AU - Dancygier, Barbara

AU - Vandelanotte, Lieven

PY - 2017/12/1

Y1 - 2017/12/1

N2 - This paper expands the understanding of how image schemas, while essentially spatial in nature, allow more complex concepts involving non-spatial elements to emerge later. We suggest that the explanation requires adding viewpoint characterization to the concept of image schemas. It is their viewpoint affordances which allow image schemas to form the conceptual scaffolding which becomes subsequently enriched through frames, applied metaphorically, and/or blended with textual and/or visual representations, yielding new and complex meanings in a wide array of multimodal artefacts. As a case in point we study examples instantiating the BARRIER schema across a wide range of text types (poetry, prose, political discourse) as well as in visual and material artefacts such as cartoons, graffiti or film, showing how people ‘fill in’ the skeletal structure of a BARRIER, through frames, metaphors and blends, often resulting in a changed embodied interaction with the BARRIER (characterized by restricted permeability, mobility, vision, or control) or a reconstrual of its materiality, making it (fictively) permeable, transparent, etc. The cross-modality approach we adopt in this research supports the idea that image schemas are not just linguistic (i.e. prompted and maintained through language) but truly conceptual and psychologically real.

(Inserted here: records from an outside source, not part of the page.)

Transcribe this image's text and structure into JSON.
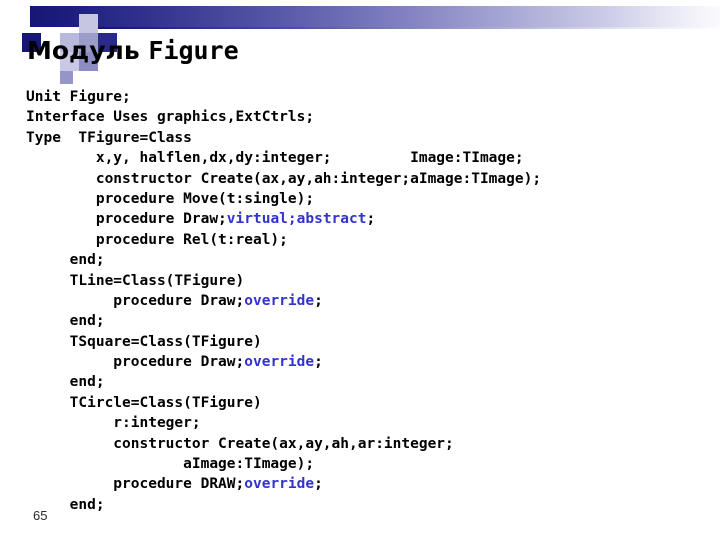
{
  "slide": {
    "title": {
      "cyrillic_part": "Модуль",
      "mono_part": "Figure",
      "full": "Модуль Figure"
    },
    "number": "65",
    "accent_color": "#161675",
    "keyword_color": "#3333cc",
    "background_color": "#ffffff",
    "text_color": "#000000"
  },
  "code": {
    "language": "pascal",
    "lines": [
      {
        "indent": 0,
        "segments": [
          {
            "text": "Unit Figure;",
            "kind": "plain"
          }
        ]
      },
      {
        "indent": 0,
        "segments": [
          {
            "text": "Interface Uses graphics,ExtCtrls;",
            "kind": "plain"
          }
        ]
      },
      {
        "indent": 0,
        "segments": [
          {
            "text": "Type  TFigure=Class",
            "kind": "plain"
          }
        ]
      },
      {
        "indent": 0,
        "segments": [
          {
            "text": "        x,y, halflen,dx,dy:integer;         Image:TImage;",
            "kind": "plain"
          }
        ]
      },
      {
        "indent": 0,
        "segments": [
          {
            "text": "        constructor Create(ax,ay,ah:integer;aImage:TImage);",
            "kind": "plain"
          }
        ]
      },
      {
        "indent": 0,
        "segments": [
          {
            "text": "        procedure Move(t:single);",
            "kind": "plain"
          }
        ]
      },
      {
        "indent": 0,
        "segments": [
          {
            "text": "        procedure Draw;",
            "kind": "plain"
          },
          {
            "text": "virtual;abstract",
            "kind": "keyword"
          },
          {
            "text": ";",
            "kind": "plain"
          }
        ]
      },
      {
        "indent": 0,
        "segments": [
          {
            "text": "        procedure Rel(t:real);",
            "kind": "plain"
          }
        ]
      },
      {
        "indent": 0,
        "segments": [
          {
            "text": "     end;",
            "kind": "plain"
          }
        ]
      },
      {
        "indent": 0,
        "segments": [
          {
            "text": "     TLine=Class(TFigure)",
            "kind": "plain"
          }
        ]
      },
      {
        "indent": 0,
        "segments": [
          {
            "text": "          procedure Draw;",
            "kind": "plain"
          },
          {
            "text": "override",
            "kind": "keyword"
          },
          {
            "text": ";",
            "kind": "plain"
          }
        ]
      },
      {
        "indent": 0,
        "segments": [
          {
            "text": "     end;",
            "kind": "plain"
          }
        ]
      },
      {
        "indent": 0,
        "segments": [
          {
            "text": "     TSquare=Class(TFigure)",
            "kind": "plain"
          }
        ]
      },
      {
        "indent": 0,
        "segments": [
          {
            "text": "          procedure Draw;",
            "kind": "plain"
          },
          {
            "text": "override",
            "kind": "keyword"
          },
          {
            "text": ";",
            "kind": "plain"
          }
        ]
      },
      {
        "indent": 0,
        "segments": [
          {
            "text": "     end;",
            "kind": "plain"
          }
        ]
      },
      {
        "indent": 0,
        "segments": [
          {
            "text": "     TCircle=Class(TFigure)",
            "kind": "plain"
          }
        ]
      },
      {
        "indent": 0,
        "segments": [
          {
            "text": "          r:integer;",
            "kind": "plain"
          }
        ]
      },
      {
        "indent": 0,
        "segments": [
          {
            "text": "          constructor Create(ax,ay,ah,ar:integer;",
            "kind": "plain"
          }
        ]
      },
      {
        "indent": 0,
        "segments": [
          {
            "text": "                  aImage:TImage);",
            "kind": "plain"
          }
        ]
      },
      {
        "indent": 0,
        "segments": [
          {
            "text": "          procedure DRAW;",
            "kind": "plain"
          },
          {
            "text": "override",
            "kind": "keyword"
          },
          {
            "text": ";",
            "kind": "plain"
          }
        ]
      },
      {
        "indent": 0,
        "segments": [
          {
            "text": "     end;",
            "kind": "plain"
          }
        ]
      }
    ]
  }
}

AB - This paper expands the understanding of how image schemas, while essentially spatial in nature, allow more complex concepts involving non-spatial elements to emerge later. We suggest that the explanation requires adding viewpoint characterization to the concept of image schemas. It is their viewpoint affordances which allow image schemas to form the conceptual scaffolding which becomes subsequently enriched through frames, applied metaphorically, and/or blended with textual and/or visual representations, yielding new and complex meanings in a wide array of multimodal artefacts. As a case in point we study examples instantiating the BARRIER schema across a wide range of text types (poetry, prose, political discourse) as well as in visual and material artefacts such as cartoons, graffiti or film, showing how people ‘fill in’ the skeletal structure of a BARRIER, through frames, metaphors and blends, often resulting in a changed embodied interaction with the BARRIER (characterized by restricted permeability, mobility, vision, or control) or a reconstrual of its materiality, making it (fictively) permeable, transparent, etc. The cross-modality approach we adopt in this research supports the idea that image schemas are not just linguistic (i.e. prompted and maintained through language) but truly conceptual and psychologically real.

KW - Barrier

KW - Blending

KW - Frames

KW - Image schemas

KW - Multimodality

KW - Viewpoint

UR - http://www.scopus.com/inward/record.url?scp=85030631816&partnerID=8YFLogxK

U2 - 10.1016/j.pragma.2017.07.013

DO - 10.1016/j.pragma.2017.07.013

M3 - Article

AN - SCOPUS:85030631816

VL - 122

SP - 91

EP - 106

JO - Journal of Pragmatics

JF - Journal of Pragmatics

SN - 0378-2166

ER -